» **WHAT IS EXPECTED**: If a line in the data contains "subtitle", copy it out.
________
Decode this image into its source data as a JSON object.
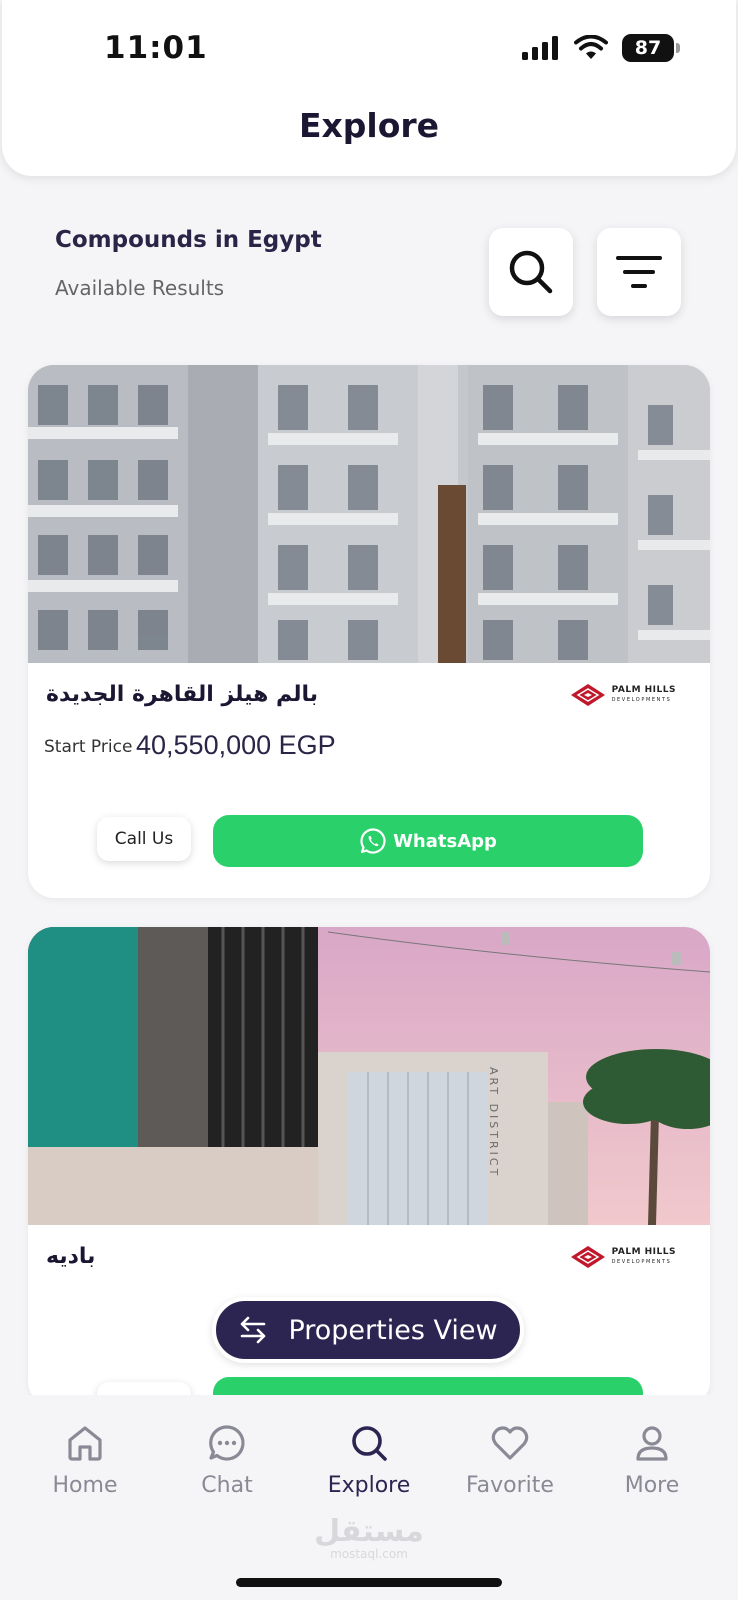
{
  "status_bar": {
    "time": "11:01",
    "battery": "87"
  },
  "header": {
    "title": "Explore"
  },
  "section": {
    "title": "Compounds in Egypt",
    "subtitle": "Available Results"
  },
  "listings": [
    {
      "name": "بالم هيلز القاهرة الجديدة",
      "developer": {
        "name": "PALM HILLS",
        "tagline": "DEVELOPMENTS"
      },
      "price_label": "Start Price",
      "price": "40,550,000 EGP",
      "call_label": "Call Us",
      "whatsapp_label": "WhatsApp"
    },
    {
      "name": "باديه",
      "developer": {
        "name": "PALM HILLS",
        "tagline": "DEVELOPMENTS"
      },
      "artwork_text": "ART DISTRICT"
    }
  ],
  "floating_button": {
    "label": "Properties View"
  },
  "bottom_nav": {
    "items": [
      {
        "label": "Home",
        "icon": "home-icon"
      },
      {
        "label": "Chat",
        "icon": "chat-icon"
      },
      {
        "label": "Explore",
        "icon": "search-icon",
        "active": true
      },
      {
        "label": "Favorite",
        "icon": "heart-icon"
      },
      {
        "label": "More",
        "icon": "user-icon"
      }
    ]
  },
  "watermark": {
    "arabic": "مستقل",
    "latin": "mostaql.com"
  },
  "colors": {
    "primary": "#2c2552",
    "whatsapp": "#2ad16a",
    "background": "#f5f5f7",
    "brand_red": "#c0182a"
  }
}
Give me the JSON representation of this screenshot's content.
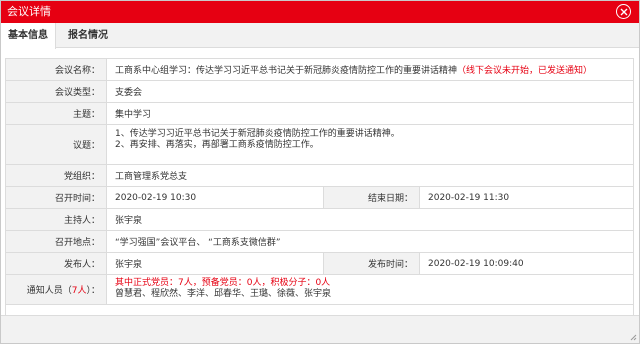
{
  "dialog": {
    "title": "会议详情",
    "close_icon": "close-icon"
  },
  "tabs": [
    {
      "label": "基本信息",
      "active": true
    },
    {
      "label": "报名情况",
      "active": false
    }
  ],
  "fields": {
    "name": {
      "label": "会议名称：",
      "value": "工商系中心组学习：传达学习习近平总书记关于新冠肺炎疫情防控工作的重要讲话精神",
      "status": "（线下会议未开始，已发送通知）"
    },
    "type": {
      "label": "会议类型：",
      "value": "支委会"
    },
    "topic": {
      "label": "主题：",
      "value": "集中学习"
    },
    "agenda": {
      "label": "议题：",
      "line1": "1、传达学习习近平总书记关于新冠肺炎疫情防控工作的重要讲话精神。",
      "line2": "2、再安排、再落实，再部署工商系疫情防控工作。"
    },
    "org": {
      "label": "党组织：",
      "value": "工商管理系党总支"
    },
    "start": {
      "label": "召开时间：",
      "value": "2020-02-19 10:30"
    },
    "end": {
      "label": "结束日期：",
      "value": "2020-02-19 11:30"
    },
    "host": {
      "label": "主持人：",
      "value": "张宇泉"
    },
    "place": {
      "label": "召开地点：",
      "value": "“学习强国”会议平台、 “工商系支微信群”"
    },
    "publisher": {
      "label": "发布人：",
      "value": "张宇泉"
    },
    "publish_time": {
      "label": "发布时间：",
      "value": "2020-02-19 10:09:40"
    },
    "notify": {
      "label_prefix": "通知人员（",
      "count": "7人",
      "label_suffix": "）：",
      "summary": "其中正式党员：7人，预备党员：0人，积极分子：0人",
      "names": "曾慧君、程欣然、李洋、邱春华、王璐、徐薇、张宇泉"
    }
  },
  "colors": {
    "accent": "#e60012",
    "label_bg": "#f2f2f2",
    "border": "#dcdcdc"
  }
}
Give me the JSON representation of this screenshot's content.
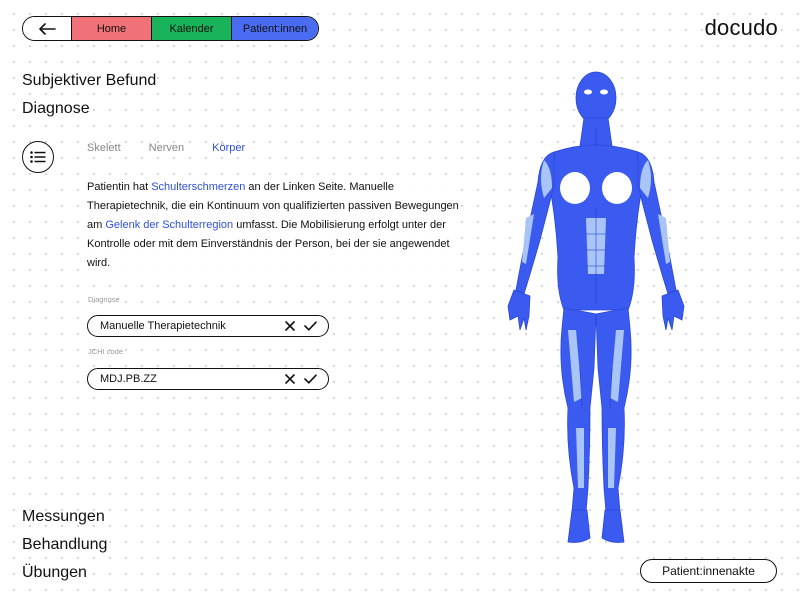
{
  "nav": {
    "back_icon": "arrow-left-icon",
    "home_label": "Home",
    "calendar_label": "Kalender",
    "patients_label": "Patient:innen",
    "home_color": "#f07178",
    "calendar_color": "#18b35a",
    "patients_color": "#4a6cf2"
  },
  "logo": "docudo",
  "sections": {
    "subjective": "Subjektiver Befund",
    "diagnosis": "Diagnose",
    "measurements": "Messungen",
    "treatment": "Behandlung",
    "exercises": "Übungen"
  },
  "menu_icon": "list-icon",
  "tabs": [
    {
      "label": "Skelett",
      "active": false
    },
    {
      "label": "Nerven",
      "active": false
    },
    {
      "label": "Körper",
      "active": true
    }
  ],
  "description": {
    "p1": "Patientin hat ",
    "link1": "Schulterschmerzen",
    "p2": " an der Linken Seite. Manuelle Therapietechnik, die ein Kontinuum von qualifizierten passiven Bewegungen am ",
    "link2": "Gelenk der Schulterregion",
    "p3": " umfasst. Die Mobilisierung erfolgt unter der Kontrolle oder mit dem Einverständnis der Person, bei der sie angewendet wird."
  },
  "fields": {
    "diagnosis_label": "Diagnose",
    "diagnosis_value": "Manuelle Therapietechnik",
    "jchi_label": "JCHI code",
    "jchi_value": "MDJ.PB.ZZ",
    "clear_icon": "close-icon",
    "confirm_icon": "check-icon"
  },
  "record_button": "Patient:innenakte",
  "accent_color": "#2f4fe0",
  "body_color": "#3b5bf0",
  "body_light_color": "#a9c4f7"
}
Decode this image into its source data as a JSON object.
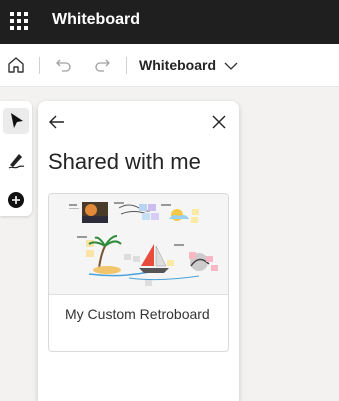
{
  "app": {
    "title": "Whiteboard"
  },
  "toolbar": {
    "board_name": "Whiteboard"
  },
  "panel": {
    "title": "Shared with me",
    "cards": [
      {
        "title": "My Custom Retroboard"
      }
    ]
  },
  "colors": {
    "titlebar_bg": "#1f1f1f",
    "page_bg": "#f3f2f1",
    "panel_bg": "#ffffff"
  },
  "icons": {
    "waffle": "app-launcher-icon",
    "home": "home-icon",
    "undo": "undo-icon",
    "redo": "redo-icon",
    "dropdown": "chevron-down-icon",
    "select": "pointer-icon",
    "pen": "pen-icon",
    "add": "add-circle-icon",
    "back": "arrow-left-icon",
    "close": "close-icon"
  }
}
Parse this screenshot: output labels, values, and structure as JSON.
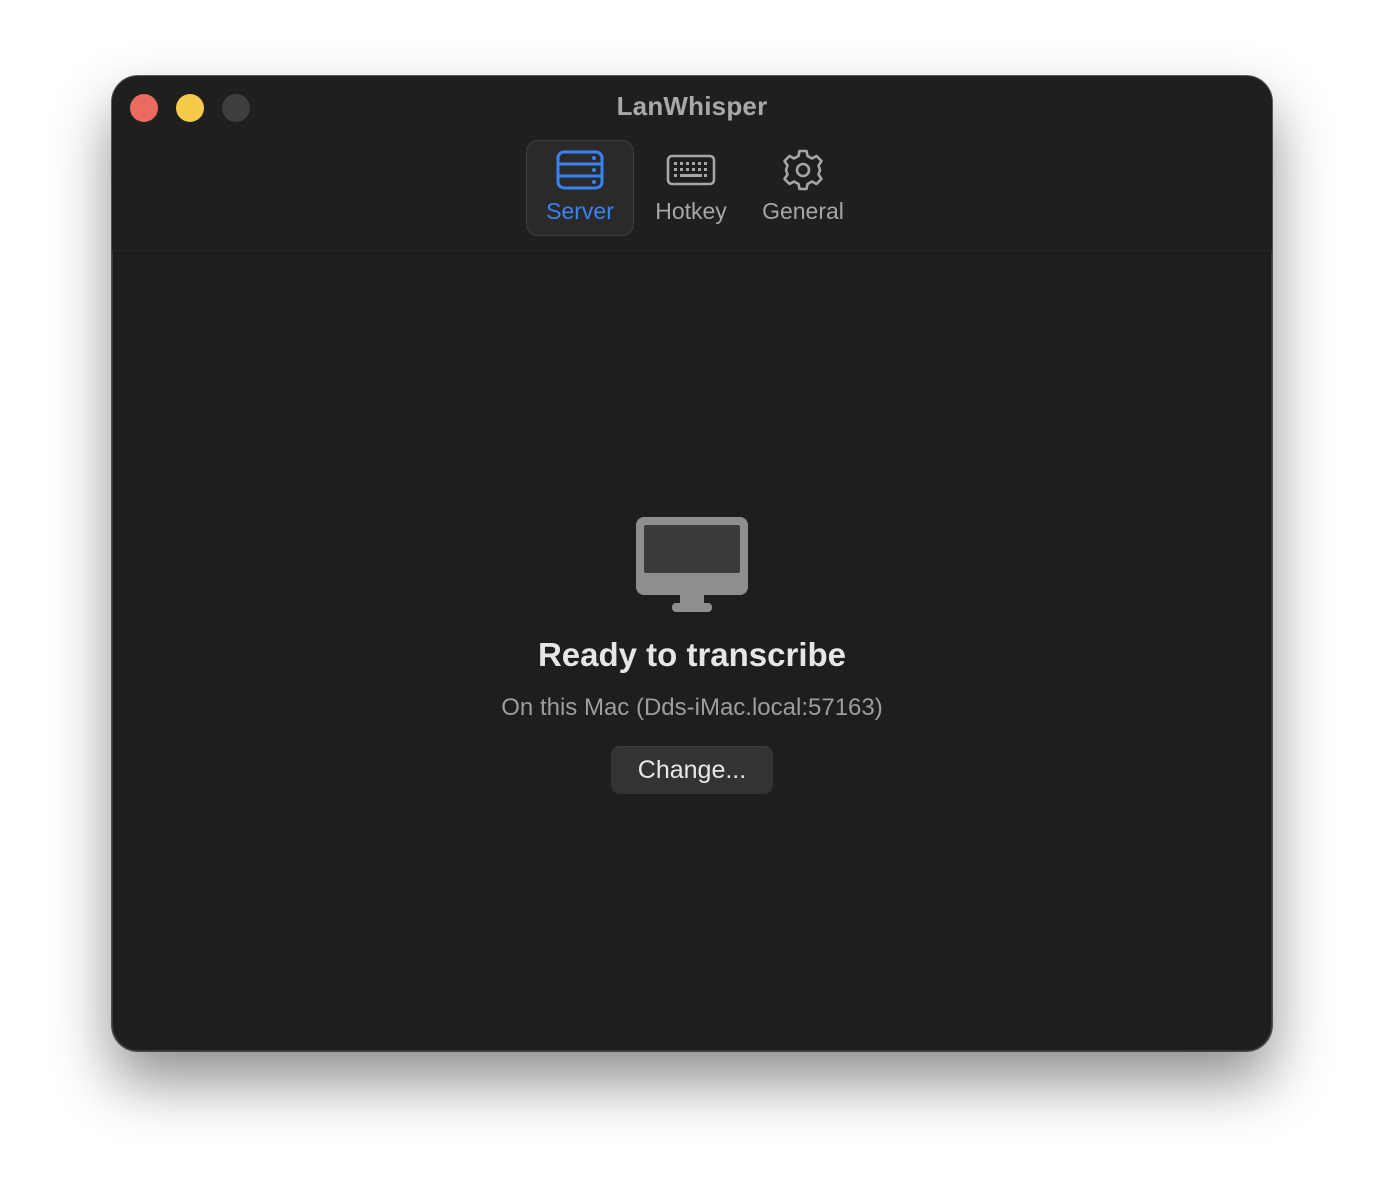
{
  "window": {
    "title": "LanWhisper"
  },
  "traffic_lights": {
    "close_color": "#ed6a5e",
    "minimize_color": "#f5c94a",
    "zoom_color": "#3e3e3e"
  },
  "toolbar": {
    "tabs": [
      {
        "label": "Server",
        "icon": "server-icon",
        "selected": true
      },
      {
        "label": "Hotkey",
        "icon": "keyboard-icon",
        "selected": false
      },
      {
        "label": "General",
        "icon": "gear-icon",
        "selected": false
      }
    ],
    "accent_color": "#3b82f0"
  },
  "status": {
    "icon": "desktop-computer-icon",
    "title": "Ready to transcribe",
    "subtitle": "On this Mac (Dds-iMac.local:57163)",
    "change_button_label": "Change..."
  }
}
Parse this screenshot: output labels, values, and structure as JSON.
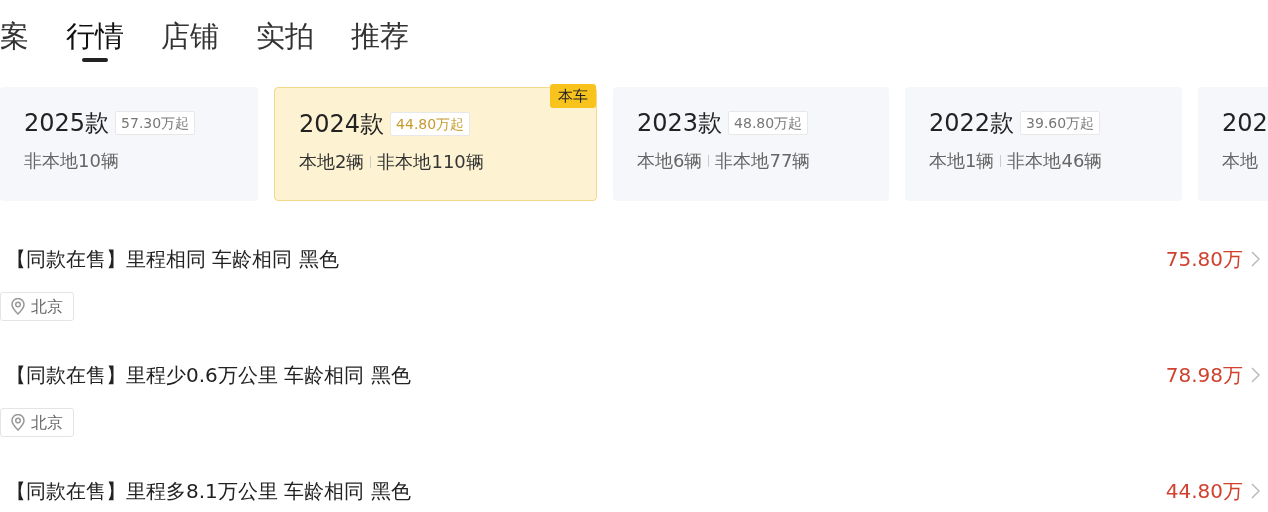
{
  "tabs": [
    {
      "label": "案",
      "selected": false
    },
    {
      "label": "行情",
      "selected": true
    },
    {
      "label": "店铺",
      "selected": false
    },
    {
      "label": "实拍",
      "selected": false
    },
    {
      "label": "推荐",
      "selected": false
    }
  ],
  "model_years": [
    {
      "year": "2025款",
      "price": "57.30万起",
      "nonlocal": "非本地10辆",
      "selected": false
    },
    {
      "year": "2024款",
      "price": "44.80万起",
      "local": "本地2辆",
      "nonlocal": "非本地110辆",
      "selected": true,
      "badge": "本车"
    },
    {
      "year": "2023款",
      "price": "48.80万起",
      "local": "本地6辆",
      "nonlocal": "非本地77辆",
      "selected": false
    },
    {
      "year": "2022款",
      "price": "39.60万起",
      "local": "本地1辆",
      "nonlocal": "非本地46辆",
      "selected": false
    },
    {
      "year": "202",
      "local": "本地",
      "selected": false
    }
  ],
  "listings": [
    {
      "title": "【同款在售】里程相同 车龄相同 黑色",
      "location": "北京",
      "price": "75.80万"
    },
    {
      "title": "【同款在售】里程少0.6万公里 车龄相同 黑色",
      "location": "北京",
      "price": "78.98万"
    },
    {
      "title": "【同款在售】里程多8.1万公里 车龄相同 黑色",
      "price": "44.80万"
    }
  ]
}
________
» **RESPONSE FOR THIS EXERCISE**:
    "subtitle": "Available Results"
    "subtitle": "On this Mac (Dds-iMac.local:57163)",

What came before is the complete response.